Could you repeat every record exactly as it appears?

Study material —
[Start of Attachment]

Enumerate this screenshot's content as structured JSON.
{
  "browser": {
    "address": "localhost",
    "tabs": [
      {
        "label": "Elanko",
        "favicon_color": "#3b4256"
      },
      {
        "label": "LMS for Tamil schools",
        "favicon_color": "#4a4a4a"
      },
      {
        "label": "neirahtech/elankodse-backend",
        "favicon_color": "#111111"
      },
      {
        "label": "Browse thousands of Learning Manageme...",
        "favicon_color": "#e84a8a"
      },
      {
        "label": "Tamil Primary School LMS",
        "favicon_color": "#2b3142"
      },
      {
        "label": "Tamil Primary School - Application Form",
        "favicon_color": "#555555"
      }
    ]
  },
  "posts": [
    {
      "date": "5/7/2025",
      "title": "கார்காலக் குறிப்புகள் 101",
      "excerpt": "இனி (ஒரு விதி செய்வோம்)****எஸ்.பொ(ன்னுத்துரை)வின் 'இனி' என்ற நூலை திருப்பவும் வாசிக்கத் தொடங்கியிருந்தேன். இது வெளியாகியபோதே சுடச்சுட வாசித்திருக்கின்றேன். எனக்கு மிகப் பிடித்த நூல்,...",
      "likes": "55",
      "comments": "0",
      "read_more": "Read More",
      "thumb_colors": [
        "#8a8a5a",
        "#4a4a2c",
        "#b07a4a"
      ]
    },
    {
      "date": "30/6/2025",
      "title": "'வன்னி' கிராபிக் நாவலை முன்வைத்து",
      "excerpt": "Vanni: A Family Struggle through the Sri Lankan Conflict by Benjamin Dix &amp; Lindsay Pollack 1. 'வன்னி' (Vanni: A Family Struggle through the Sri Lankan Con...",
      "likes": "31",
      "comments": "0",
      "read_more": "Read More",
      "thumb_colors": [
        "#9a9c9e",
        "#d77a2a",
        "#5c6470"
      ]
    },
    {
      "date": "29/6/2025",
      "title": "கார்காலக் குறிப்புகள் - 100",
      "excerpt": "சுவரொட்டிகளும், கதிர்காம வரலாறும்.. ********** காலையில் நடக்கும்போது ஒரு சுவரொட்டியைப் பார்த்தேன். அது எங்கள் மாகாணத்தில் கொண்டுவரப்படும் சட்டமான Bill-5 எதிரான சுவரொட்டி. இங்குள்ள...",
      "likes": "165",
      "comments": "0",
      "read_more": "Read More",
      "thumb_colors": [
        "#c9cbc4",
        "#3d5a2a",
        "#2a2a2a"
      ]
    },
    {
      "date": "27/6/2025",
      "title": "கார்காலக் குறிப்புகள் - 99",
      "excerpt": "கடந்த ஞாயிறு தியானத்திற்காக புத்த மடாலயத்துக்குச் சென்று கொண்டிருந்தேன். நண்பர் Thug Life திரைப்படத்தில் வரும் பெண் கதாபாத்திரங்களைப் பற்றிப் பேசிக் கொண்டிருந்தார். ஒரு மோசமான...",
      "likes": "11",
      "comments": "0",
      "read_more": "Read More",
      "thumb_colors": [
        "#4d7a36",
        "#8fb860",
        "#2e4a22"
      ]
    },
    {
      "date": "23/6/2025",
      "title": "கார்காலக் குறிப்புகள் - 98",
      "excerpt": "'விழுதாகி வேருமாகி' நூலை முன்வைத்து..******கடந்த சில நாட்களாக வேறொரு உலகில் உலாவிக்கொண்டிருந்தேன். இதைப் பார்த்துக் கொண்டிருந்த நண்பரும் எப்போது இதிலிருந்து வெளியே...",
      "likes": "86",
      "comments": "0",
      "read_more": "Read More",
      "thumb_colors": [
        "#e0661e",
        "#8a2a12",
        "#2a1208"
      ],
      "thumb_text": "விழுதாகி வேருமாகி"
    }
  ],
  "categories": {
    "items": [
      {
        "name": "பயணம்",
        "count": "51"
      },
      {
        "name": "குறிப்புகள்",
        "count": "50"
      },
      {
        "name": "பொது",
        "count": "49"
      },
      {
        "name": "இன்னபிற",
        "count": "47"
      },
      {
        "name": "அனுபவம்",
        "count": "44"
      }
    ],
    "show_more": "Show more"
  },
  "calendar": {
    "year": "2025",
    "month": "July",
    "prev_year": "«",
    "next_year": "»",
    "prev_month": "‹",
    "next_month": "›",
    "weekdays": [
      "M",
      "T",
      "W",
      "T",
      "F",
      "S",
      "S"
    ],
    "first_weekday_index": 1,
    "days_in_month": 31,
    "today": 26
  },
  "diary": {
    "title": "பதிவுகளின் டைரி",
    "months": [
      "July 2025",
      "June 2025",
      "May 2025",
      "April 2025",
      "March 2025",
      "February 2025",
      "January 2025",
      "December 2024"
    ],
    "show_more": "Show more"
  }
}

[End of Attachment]

Reply to the task —
Enumerate this screenshot's content as structured JSON.
{
  "browser": {
    "address": "localhost",
    "tabs": [
      {
        "label": "Elanko",
        "favicon_color": "#3b4256"
      },
      {
        "label": "LMS for Tamil schools",
        "favicon_color": "#4a4a4a"
      },
      {
        "label": "neirahtech/elankodse-backend",
        "favicon_color": "#111111"
      },
      {
        "label": "Browse thousands of Learning Manageme...",
        "favicon_color": "#e84a8a"
      },
      {
        "label": "Tamil Primary School LMS",
        "favicon_color": "#2b3142"
      },
      {
        "label": "Tamil Primary School - Application Form",
        "favicon_color": "#555555"
      }
    ]
  },
  "posts": [
    {
      "date": "5/7/2025",
      "title": "கார்காலக் குறிப்புகள் 101",
      "excerpt": "இனி (ஒரு விதி செய்வோம்)****எஸ்.பொ(ன்னுத்துரை)வின் 'இனி' என்ற நூலை திருப்பவும் வாசிக்கத் தொடங்கியிருந்தேன். இது வெளியாகியபோதே சுடச்சுட வாசித்திருக்கின்றேன். எனக்கு மிகப் பிடித்த நூல்,...",
      "likes": "55",
      "comments": "0",
      "read_more": "Read More",
      "thumb_colors": [
        "#8a8a5a",
        "#4a4a2c",
        "#b07a4a"
      ]
    },
    {
      "date": "30/6/2025",
      "title": "'வன்னி' கிராபிக் நாவலை முன்வைத்து",
      "excerpt": "Vanni: A Family Struggle through the Sri Lankan Conflict by Benjamin Dix &amp; Lindsay Pollack 1. 'வன்னி' (Vanni: A Family Struggle through the Sri Lankan Con...",
      "likes": "31",
      "comments": "0",
      "read_more": "Read More",
      "thumb_colors": [
        "#9a9c9e",
        "#d77a2a",
        "#5c6470"
      ]
    },
    {
      "date": "29/6/2025",
      "title": "கார்காலக் குறிப்புகள் - 100",
      "excerpt": "சுவரொட்டிகளும், கதிர்காம வரலாறும்.. ********** காலையில் நடக்கும்போது ஒரு சுவரொட்டியைப் பார்த்தேன். அது எங்கள் மாகாணத்தில் கொண்டுவரப்படும் சட்டமான Bill-5 எதிரான சுவரொட்டி. இங்குள்ள...",
      "likes": "165",
      "comments": "0",
      "read_more": "Read More",
      "thumb_colors": [
        "#c9cbc4",
        "#3d5a2a",
        "#2a2a2a"
      ]
    },
    {
      "date": "27/6/2025",
      "title": "கார்காலக் குறிப்புகள் - 99",
      "excerpt": "கடந்த ஞாயிறு தியானத்திற்காக புத்த மடாலயத்துக்குச் சென்று கொண்டிருந்தேன். நண்பர் Thug Life திரைப்படத்தில் வரும் பெண் கதாபாத்திரங்களைப் பற்றிப் பேசிக் கொண்டிருந்தார். ஒரு மோசமான...",
      "likes": "11",
      "comments": "0",
      "read_more": "Read More",
      "thumb_colors": [
        "#4d7a36",
        "#8fb860",
        "#2e4a22"
      ]
    },
    {
      "date": "23/6/2025",
      "title": "கார்காலக் குறிப்புகள் - 98",
      "excerpt": "'விழுதாகி வேருமாகி' நூலை முன்வைத்து..******கடந்த சில நாட்களாக வேறொரு உலகில் உலாவிக்கொண்டிருந்தேன். இதைப் பார்த்துக் கொண்டிருந்த நண்பரும் எப்போது இதிலிருந்து வெளியே...",
      "likes": "86",
      "comments": "0",
      "read_more": "Read More",
      "thumb_colors": [
        "#e0661e",
        "#8a2a12",
        "#2a1208"
      ],
      "thumb_text": "விழுதாகி வேருமாகி"
    }
  ],
  "categories": {
    "items": [
      {
        "name": "பயணம்",
        "count": "51"
      },
      {
        "name": "குறிப்புகள்",
        "count": "50"
      },
      {
        "name": "பொது",
        "count": "49"
      },
      {
        "name": "இன்னபிற",
        "count": "47"
      },
      {
        "name": "அனுபவம்",
        "count": "44"
      }
    ],
    "show_more": "Show more"
  },
  "calendar": {
    "year": "2025",
    "month": "July",
    "prev_year": "«",
    "next_year": "»",
    "prev_month": "‹",
    "next_month": "›",
    "weekdays": [
      "M",
      "T",
      "W",
      "T",
      "F",
      "S",
      "S"
    ],
    "first_weekday_index": 1,
    "days_in_month": 31,
    "today": 26
  },
  "diary": {
    "title": "பதிவுகளின் டைரி",
    "months": [
      "July 2025",
      "June 2025",
      "May 2025",
      "April 2025",
      "March 2025",
      "February 2025",
      "January 2025",
      "December 2024"
    ],
    "show_more": "Show more"
  }
}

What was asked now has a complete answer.